Equally amazing in an era of gyrating financial markets is how Groner amassed her wealth. It stemmed from a $180 stock purchase she made some seven decades ago, her attorney and long-time friend told the Tribune.
William Marlatt says that in 1935, Groner bought three $60 shares of specially issued Abbott Laboratories stock and never sold them. Groner work as a secretary at Abbott for 43 years. The shares split a number of times over the next seventy years and Groner reinvested the dividends, says Marlatt, who says long before Groner passed away, her initial stock purchase had become a fortune.
"She did not have the (material) needs that other people have," Marlatt told the Tribune. "She could have lived in any house in Lake Forest but she chose not to."
And about that modest, white shingle house that Groner lived quietly in for years? She left that to the college, as well. It will be turned into "Grace's Cottage," a living quarters for women who receive foundation scholarships.
Lake Forest wasn't the only college surprised by a generous donation during the recession. In the spring of 2009, at least nine American universities received donations of well more than $1 million each from anonymous donors, the Associated Press reported.
The donations ranged in size from $1.5 million for the University of North Carolina-Asheville to $8 million for Purdue University in Indiana.
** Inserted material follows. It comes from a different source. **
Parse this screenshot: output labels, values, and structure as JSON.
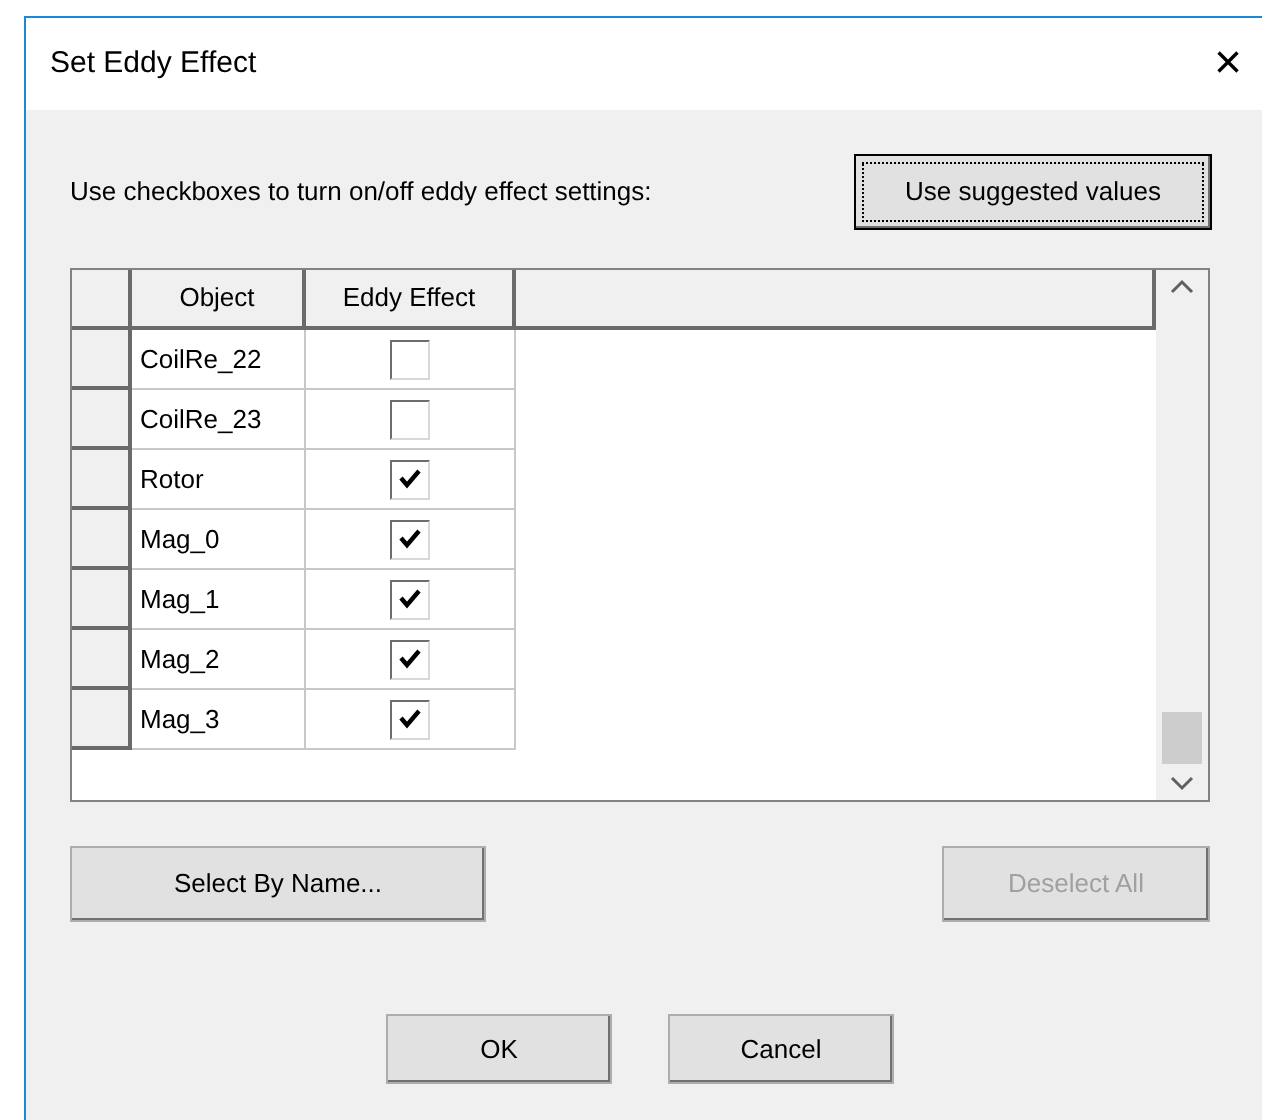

"We are just so overwhelmed by the generosity of this anonymous donor's gift," Purdue spokeswoman Jeanne Norberg told ABC News. "And it really reinforces, I think, the goodness of people that is just so uplifting for us." At the University of Southern Mississippi -- which received $6 million from an anonymous donor in March -- the gift came in the nick of time.
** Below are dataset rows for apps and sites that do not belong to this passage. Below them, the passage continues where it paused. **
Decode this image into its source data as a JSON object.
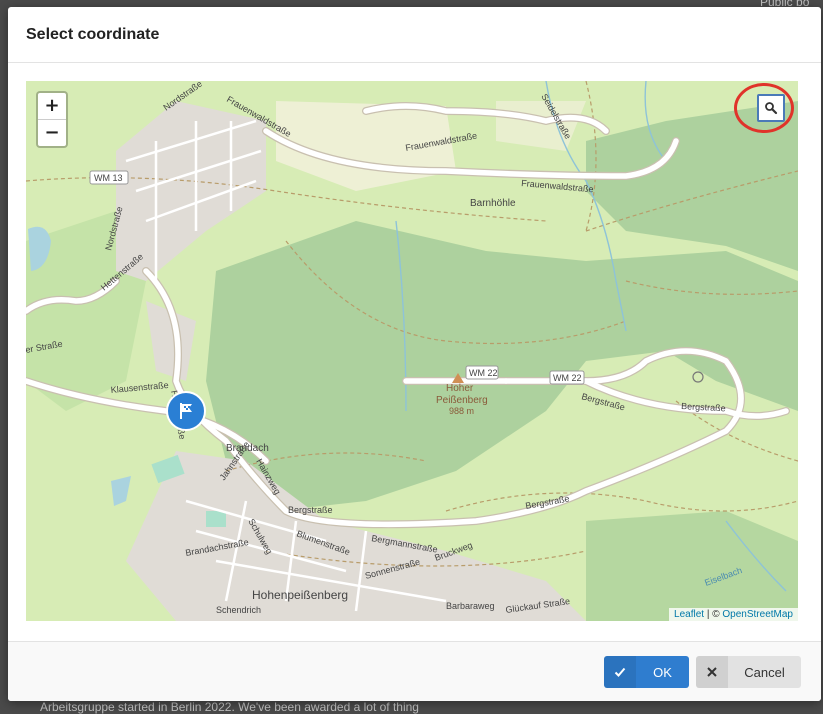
{
  "backdrop": {
    "top_right": "Public bo",
    "bottom_left": "Arbeitsgruppe started in Berlin 2022. We've been awarded a lot of thing"
  },
  "dialog": {
    "title": "Select coordinate"
  },
  "map": {
    "zoom_in": "+",
    "zoom_out": "−",
    "attribution_leaflet": "Leaflet",
    "attribution_sep": " | © ",
    "attribution_osm": "OpenStreetMap",
    "labels": {
      "wm13": "WM 13",
      "wm22a": "WM 22",
      "wm22b": "WM 22",
      "nordstrasse_top": "Nordstraße",
      "frauenwaldstrasse_top": "Frauenwaldstraße",
      "frauenwaldstrasse_mid": "Frauenwaldstraße",
      "frauenwaldstrasse_right": "Frauenwaldstraße",
      "barnhohle": "Barnhöhle",
      "hettenstrasse": "Hettenstraße",
      "nordstrasse_left": "Nordstraße",
      "er_strasse": "er Straße",
      "klausenstrasse": "Klausenstraße",
      "hauptstrasse": "Hauptstraße",
      "hoher": "Hoher",
      "peissenberg": "Peißenberg",
      "elevation": "988 m",
      "bergstrasse_right1": "Bergstraße",
      "bergstrasse_right2": "Bergstraße",
      "brandach": "Brandach",
      "bergstrasse_mid": "Bergstraße",
      "bergstrasse_low": "Bergstraße",
      "hohenpeissenberg": "Hohenpeißenberg",
      "schendrich": "Schendrich",
      "brandachstrasse": "Brandachstraße",
      "blumenstrasse": "Blumenstraße",
      "sonnenstrasse": "Sonnenstraße",
      "barbaraweg": "Barbaraweg",
      "gluckaufstrasse": "Glückauf Straße",
      "bruckweg": "Bruckweg",
      "bergmannstrasse": "Bergmannstraße",
      "eiselbach": "Eiselbach",
      "schulweg": "Schulweg",
      "jahnstrasse": "Jahnstraße",
      "hainzweg": "Hainzweg",
      "seidelstrasse": "Seidelstraße"
    }
  },
  "footer": {
    "ok_label": "OK",
    "cancel_label": "Cancel"
  },
  "colors": {
    "primary": "#2f7dcf",
    "highlight_ring": "#e0332a",
    "forest": "#add19e",
    "meadow": "#d7ecb5"
  },
  "icons": {
    "search": "search-icon",
    "marker": "flag-marker-icon",
    "ok": "check-icon",
    "cancel": "close-icon"
  }
}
David Wolf, USM's vice president for advancement, said that the recession and faltering stock market had forced the university to cut back on scholarships.
"A number of our endowed scholarships will not be able to produce this year any earnings to provide scholarships," he said. "The timing of this gift couldn't be any more meaningful to a university like ours so we could pick up the slack and continue to grow."
Then there's Danny Cottrell, the owner of a pharmacy in a tiny town in southern Alabama.
He decided last year that the town of Brewton needed its own stimulus and that his 24 employees deserved a little something extra. So he doled out $16,000 in cash bonuses. Every full-time worker got $700 and every part-time employee got $300.
Cottrell asked only that his workers donate 15 percent to a charity or somebody who was in worse shape than they were, and then take the rest and spend it at local businesses. To track the local impact of his "stimulus," Cottrell handed out the bonuses in $2 bills.
"I handed them their $2 bills and turned them loose," he told ABC News. "They've done a good job. I've been very pleased. They bought into it. It's really been a lot of fun. It's sort of taken on a life of its own."
The money has been spent on clothing, livestock feed, auto parts and at restaurants and bakeries in the town of roughly 5,500 people.
"A lot of them were businesses that they had never been to before," Cottrell said. "They're like everybody else. They're immediately attracted to the big-box stores."